[EXCERPTED DATA — start]

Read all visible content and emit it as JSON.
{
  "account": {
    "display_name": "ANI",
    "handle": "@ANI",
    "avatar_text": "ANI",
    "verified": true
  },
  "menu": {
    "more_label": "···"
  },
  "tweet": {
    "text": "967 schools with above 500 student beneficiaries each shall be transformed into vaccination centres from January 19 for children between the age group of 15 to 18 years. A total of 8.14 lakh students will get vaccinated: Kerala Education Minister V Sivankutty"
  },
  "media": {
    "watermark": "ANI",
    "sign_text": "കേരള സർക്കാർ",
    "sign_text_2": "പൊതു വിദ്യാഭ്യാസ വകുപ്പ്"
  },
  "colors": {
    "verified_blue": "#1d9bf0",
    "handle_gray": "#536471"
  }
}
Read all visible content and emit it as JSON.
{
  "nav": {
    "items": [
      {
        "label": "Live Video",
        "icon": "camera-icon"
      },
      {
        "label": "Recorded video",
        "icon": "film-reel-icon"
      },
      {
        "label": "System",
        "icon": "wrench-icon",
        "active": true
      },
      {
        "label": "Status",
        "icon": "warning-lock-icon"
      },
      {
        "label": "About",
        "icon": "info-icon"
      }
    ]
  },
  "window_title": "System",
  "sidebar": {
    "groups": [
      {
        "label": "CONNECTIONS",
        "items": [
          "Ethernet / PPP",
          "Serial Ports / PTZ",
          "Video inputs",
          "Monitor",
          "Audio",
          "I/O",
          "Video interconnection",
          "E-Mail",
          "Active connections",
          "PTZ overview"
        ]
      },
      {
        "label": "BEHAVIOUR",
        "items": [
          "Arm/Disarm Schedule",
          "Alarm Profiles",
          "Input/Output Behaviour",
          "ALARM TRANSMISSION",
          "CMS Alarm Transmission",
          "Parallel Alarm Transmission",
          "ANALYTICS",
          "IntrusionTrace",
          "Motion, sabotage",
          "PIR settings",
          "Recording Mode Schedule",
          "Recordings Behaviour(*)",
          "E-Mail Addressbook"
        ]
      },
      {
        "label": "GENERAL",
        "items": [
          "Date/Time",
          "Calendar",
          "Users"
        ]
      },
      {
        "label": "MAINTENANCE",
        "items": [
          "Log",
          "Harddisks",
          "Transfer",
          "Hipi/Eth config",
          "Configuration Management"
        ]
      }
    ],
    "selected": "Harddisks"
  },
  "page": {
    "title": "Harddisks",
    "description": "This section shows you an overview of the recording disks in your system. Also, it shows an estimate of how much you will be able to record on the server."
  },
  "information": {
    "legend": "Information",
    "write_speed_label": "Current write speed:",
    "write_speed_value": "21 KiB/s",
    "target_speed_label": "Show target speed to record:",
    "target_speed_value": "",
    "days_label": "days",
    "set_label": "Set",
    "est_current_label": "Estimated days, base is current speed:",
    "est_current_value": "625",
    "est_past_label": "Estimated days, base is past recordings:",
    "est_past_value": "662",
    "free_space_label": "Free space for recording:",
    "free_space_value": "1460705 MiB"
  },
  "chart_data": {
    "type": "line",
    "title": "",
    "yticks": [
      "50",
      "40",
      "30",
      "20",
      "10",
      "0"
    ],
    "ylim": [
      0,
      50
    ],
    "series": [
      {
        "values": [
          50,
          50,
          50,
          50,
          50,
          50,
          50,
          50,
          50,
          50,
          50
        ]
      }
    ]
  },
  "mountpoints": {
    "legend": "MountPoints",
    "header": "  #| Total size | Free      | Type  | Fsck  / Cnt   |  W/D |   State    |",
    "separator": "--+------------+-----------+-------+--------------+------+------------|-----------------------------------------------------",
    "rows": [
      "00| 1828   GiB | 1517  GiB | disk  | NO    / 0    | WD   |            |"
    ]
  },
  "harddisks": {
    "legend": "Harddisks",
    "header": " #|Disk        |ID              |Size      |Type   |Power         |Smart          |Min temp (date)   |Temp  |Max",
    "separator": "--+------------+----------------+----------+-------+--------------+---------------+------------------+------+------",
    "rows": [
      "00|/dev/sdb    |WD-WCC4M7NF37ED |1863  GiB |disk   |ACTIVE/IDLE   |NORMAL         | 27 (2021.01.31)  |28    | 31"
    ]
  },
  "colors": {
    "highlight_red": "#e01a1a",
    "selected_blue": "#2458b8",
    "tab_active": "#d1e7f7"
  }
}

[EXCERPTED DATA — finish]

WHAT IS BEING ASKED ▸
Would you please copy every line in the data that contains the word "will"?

RESULT ▸
    "text": "967 schools with above 500 student beneficiaries each shall be transformed into vaccination centres from January 19 for children between the age group of 15 to 18 years. A total of 8.14 lakh students will get vaccinated: Kerala Education Minister V Sivankutty"
    "description": "This section shows you an overview of the recording disks in your system. Also, it shows an estimate of how much you will be able to record on the server."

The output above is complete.